Four men made headlines recently for chasing down a knife-wielding man in a crowded Sydney street and, armed only with milk crates and chairs, tackling him to the ground, disarming him and detaining him until police arrived. The male firefighters who leapt out of their firetruck in the busy traffic and joined the chase, wielding their axes, also received high-ranking accolades for their heroism. The NSW Police Commissioner described them as the “highest order of heroes”.
Not surprisingly, the media had a field day covering stories of the milk crate heroes. They all got a spot on morning TV to highlight their bravery, while elsewhere the press zeroed in on the male attacker, assuring a concerned public this was no terrorist act, but the lone act of a man with mental health issues.
But in all that media coverage you had to dig very deep to find even a mention of the primary victim, Michaela Dunn, who was fatally stabbed in the incident, and tragically died. Why?
We rightly decried the alleged perpetrator and celebrated the bravery of citizens who leapt into action to prevent any further tragedy that day. But is there not something slightly obscene in our focus on the attacker, and the courageous heroes who tackled him, when virtually no mention was made of the tragic female victim of the attack?
Michaela Dunn was reportedly a sex worker, which made her a victim who was always likely to be blamed. It’s a curious defence mechanism that somehow makes us feel safer, gives us a reason why bad things happened to her, and won’t happen to us. But Michaela was also a sister, a daughter and a friend. She was described by those who knew her as an incredible person, well-liked and a true delight to know. She will be missed by her family and mourned by her friends.
As a community, we should also mourn her, and reject the insidious notion she somehow played a role in her own death. Her occupation did not kill her. A man did. She is but another woman killed violently at the hands of a man she knew, adding to the long list of at least 33 other Australian women similarly slaughtered in the past 33 weeks.
When, earlier this year, 25-year-old homeless woman Courtney Herron was viciously bashed to death in a Melbourne park by a man she knew, the media gave us much detail about her mental health issues, her life on the streets, and her final moments sleeping rough in a park. Again, it made her tragedy seem like something that couldn’t possibly happen to me, or to you, or to anyone we were ever likely to know.
But when Courtney Herron was murdered, something quite powerful happened. A high-ranking police officer promptly came out and rightly declared the cause of her death as “men’s behaviour”. He did not blame her as the victim, or try to explain the crime by reference to her circumstances or her behaviour, or take the opportunity to educate women about how they could try to avoid being the next victim of violent male crime.
It was a crucial perspective to take. Because the cold truth is the only way we will ever stop male violence against women is to change men’s behaviour. And blaming the victim is wrong and utterly unhelpful in curbing a culture of violent behaviour.
Victim blaming only displaces the violence.

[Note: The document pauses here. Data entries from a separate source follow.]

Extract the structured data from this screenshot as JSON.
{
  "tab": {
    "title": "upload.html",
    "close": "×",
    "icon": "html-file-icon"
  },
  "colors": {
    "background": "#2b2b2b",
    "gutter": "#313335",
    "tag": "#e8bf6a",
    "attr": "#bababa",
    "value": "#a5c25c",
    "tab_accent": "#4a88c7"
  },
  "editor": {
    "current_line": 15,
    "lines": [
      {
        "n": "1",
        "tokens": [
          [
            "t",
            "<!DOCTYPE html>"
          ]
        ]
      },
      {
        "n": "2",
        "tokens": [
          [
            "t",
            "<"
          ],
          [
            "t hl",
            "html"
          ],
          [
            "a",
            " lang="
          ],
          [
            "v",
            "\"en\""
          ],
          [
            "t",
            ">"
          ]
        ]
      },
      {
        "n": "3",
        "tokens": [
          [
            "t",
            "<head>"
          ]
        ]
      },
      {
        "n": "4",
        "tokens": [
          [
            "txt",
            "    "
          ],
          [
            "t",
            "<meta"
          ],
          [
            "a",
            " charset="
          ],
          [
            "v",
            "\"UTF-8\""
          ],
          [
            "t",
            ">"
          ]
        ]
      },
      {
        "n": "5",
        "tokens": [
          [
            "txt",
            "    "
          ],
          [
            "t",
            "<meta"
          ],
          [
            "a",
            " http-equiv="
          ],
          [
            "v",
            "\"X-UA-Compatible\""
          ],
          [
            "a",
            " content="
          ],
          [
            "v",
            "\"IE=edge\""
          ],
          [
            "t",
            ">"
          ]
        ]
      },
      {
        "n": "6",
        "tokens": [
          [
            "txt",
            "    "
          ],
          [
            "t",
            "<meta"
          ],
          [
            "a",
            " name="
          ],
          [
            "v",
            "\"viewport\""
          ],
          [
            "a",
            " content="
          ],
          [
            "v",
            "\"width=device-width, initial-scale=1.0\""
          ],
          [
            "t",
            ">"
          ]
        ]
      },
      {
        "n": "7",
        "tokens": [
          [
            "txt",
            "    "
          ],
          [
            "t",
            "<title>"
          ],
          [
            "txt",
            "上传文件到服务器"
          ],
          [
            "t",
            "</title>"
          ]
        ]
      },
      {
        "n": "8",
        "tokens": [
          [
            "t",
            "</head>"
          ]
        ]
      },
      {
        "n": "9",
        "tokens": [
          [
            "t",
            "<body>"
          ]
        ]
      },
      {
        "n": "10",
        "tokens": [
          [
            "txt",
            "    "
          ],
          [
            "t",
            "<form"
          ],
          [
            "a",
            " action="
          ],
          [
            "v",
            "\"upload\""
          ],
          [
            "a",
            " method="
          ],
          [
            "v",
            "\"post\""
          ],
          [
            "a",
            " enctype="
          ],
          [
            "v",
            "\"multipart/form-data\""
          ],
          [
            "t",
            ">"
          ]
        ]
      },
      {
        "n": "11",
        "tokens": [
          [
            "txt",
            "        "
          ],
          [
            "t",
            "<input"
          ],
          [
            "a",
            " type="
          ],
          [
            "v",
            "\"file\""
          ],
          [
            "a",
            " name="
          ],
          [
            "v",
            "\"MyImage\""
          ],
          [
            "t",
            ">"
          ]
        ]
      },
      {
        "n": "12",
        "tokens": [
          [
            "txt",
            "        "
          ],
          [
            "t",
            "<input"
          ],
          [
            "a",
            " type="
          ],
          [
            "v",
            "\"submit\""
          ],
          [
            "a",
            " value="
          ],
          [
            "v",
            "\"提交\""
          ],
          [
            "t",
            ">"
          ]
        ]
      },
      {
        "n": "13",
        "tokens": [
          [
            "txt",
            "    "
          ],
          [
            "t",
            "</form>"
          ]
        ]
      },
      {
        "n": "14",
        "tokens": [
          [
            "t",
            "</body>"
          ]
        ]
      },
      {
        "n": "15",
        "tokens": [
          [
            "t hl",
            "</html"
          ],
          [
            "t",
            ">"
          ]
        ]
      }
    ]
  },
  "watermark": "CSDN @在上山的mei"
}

If she hadn’t been a sex worker, if she hadn’t been in the park, if she hadn’t walked home alone, if she hadn’t been drinking that night, if she hadn’t worn that dress, if she hadn’t stayed in that violent relationship…then what? The perpetrator would simply have found another victim. To suggest that men who kill do so on a whim because female behaviour has provided them an opportunity is an absurd insult to all decent men.
Let us praise male heroes, but also mourn the loss of women violently killed by men. We should give those victims the respect they deserve, and let their families know we will not tolerate the violence they suffered.